While in Rhode Island, President Obama gave a speech during which he called for greater spending on public pre-school, but one comment struck a chord in stay-at-home-moms. President Obama said that the additional spending was needed in order to “make sure that women are full and equal participants in our economy.”
“I want to zero in on the choices we need to make to ensure that more women are full and equal participants in the economy.” —Obama
— White House Live (@WHLive) October 31, 2014
The statement that has infuriated some stay-at-home-moms, according to the Weekly Standard, touched on the choice of leaving the workforce and staying home to raise young children.
“Sometimes, someone, usually Mom, leaves the workplace to stay home with the kids, which then leaves her earning a lower wage for the rest of her life as a result. And that’s not a choice we want Americans to make.”
The comment by President Obama resulted in a social media ruckus in newsfeeds and online parenting groups by some angry stay-at-home-moms, overshadowing the rest of the speech to many stay-at-home-moms and dads.
President Obama’s comment even inspired a lengthy, detailed editorial on The Federalist, which took jabs at CNN, public schools, and the president’s choice of words. In that editorial the author, Mollie Hemingway, did bring up one thoughtful point: Perhaps President Obama meant to say that he doesn’t want mothers to be forced to stay home and face low wages because the option of public pre-school is not available everywhere in the United States.
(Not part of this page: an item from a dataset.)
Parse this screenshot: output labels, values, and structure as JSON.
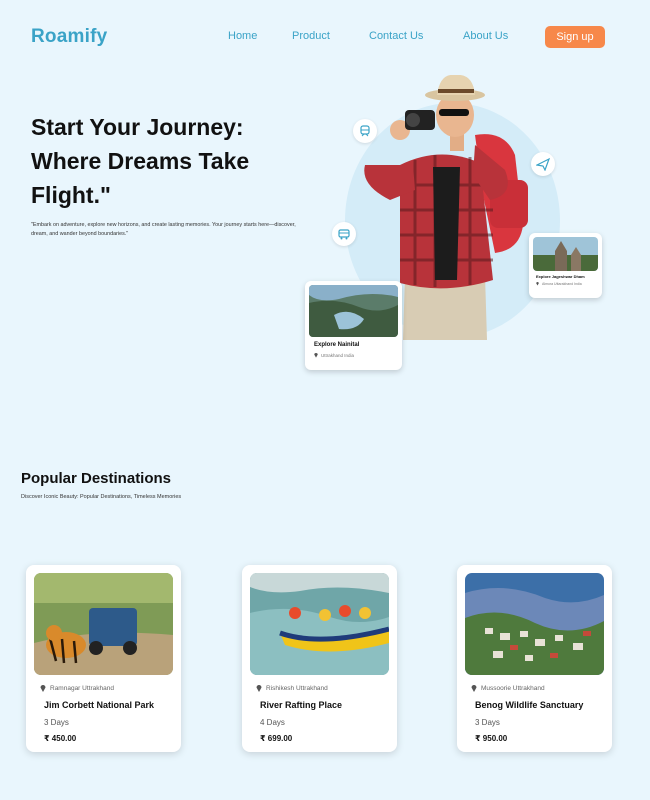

She brought up three points in total. Hemingway’s readers seemed to strongly agree with the three points in the editorial. One point stood out that summarized the theme of comments on social media by stay-at-home-moms and dads.
“I’m not going to tell you that doing things the way my husband and I did is the right way. I can tell you it was the right way for us. I believe that parents have an obligation to provide for their children, but how they do it is up to them. Yes, they should make prudent decisions matched to their family’s needs, but that is going to be a different scenario for everyone. Studies show different results, sometimes seemingly contradictory, for how kids fare with time spent with parents and time spent with people to whom the parents have outsourced care of their children. And even as I stayed home with my children, my husband and I have used childcare for various reasons. But I reject out of hand the idea that parents staying home with their children — a choice that by definition means a change in labor force participation — should be viewed as a negative choice.”
President Obama’s statement during the speech in Rhode Island was strongly opposed by many stay-at-home-moms, but the issue of women in the workforce was addressed again on Sunday during the president’s weekly address. President Obama pointed out that women deserve paid leave for staying home with a new baby or for while participating in other caregiver roles, but seemingly maintained that pre-school was important for the development of American children.
What do you think? Does President Obama prefer subsidized pre-school for young children over being cared for by a stay-at-home-mom or dad, or was he just trying to be supportive of women’s choices?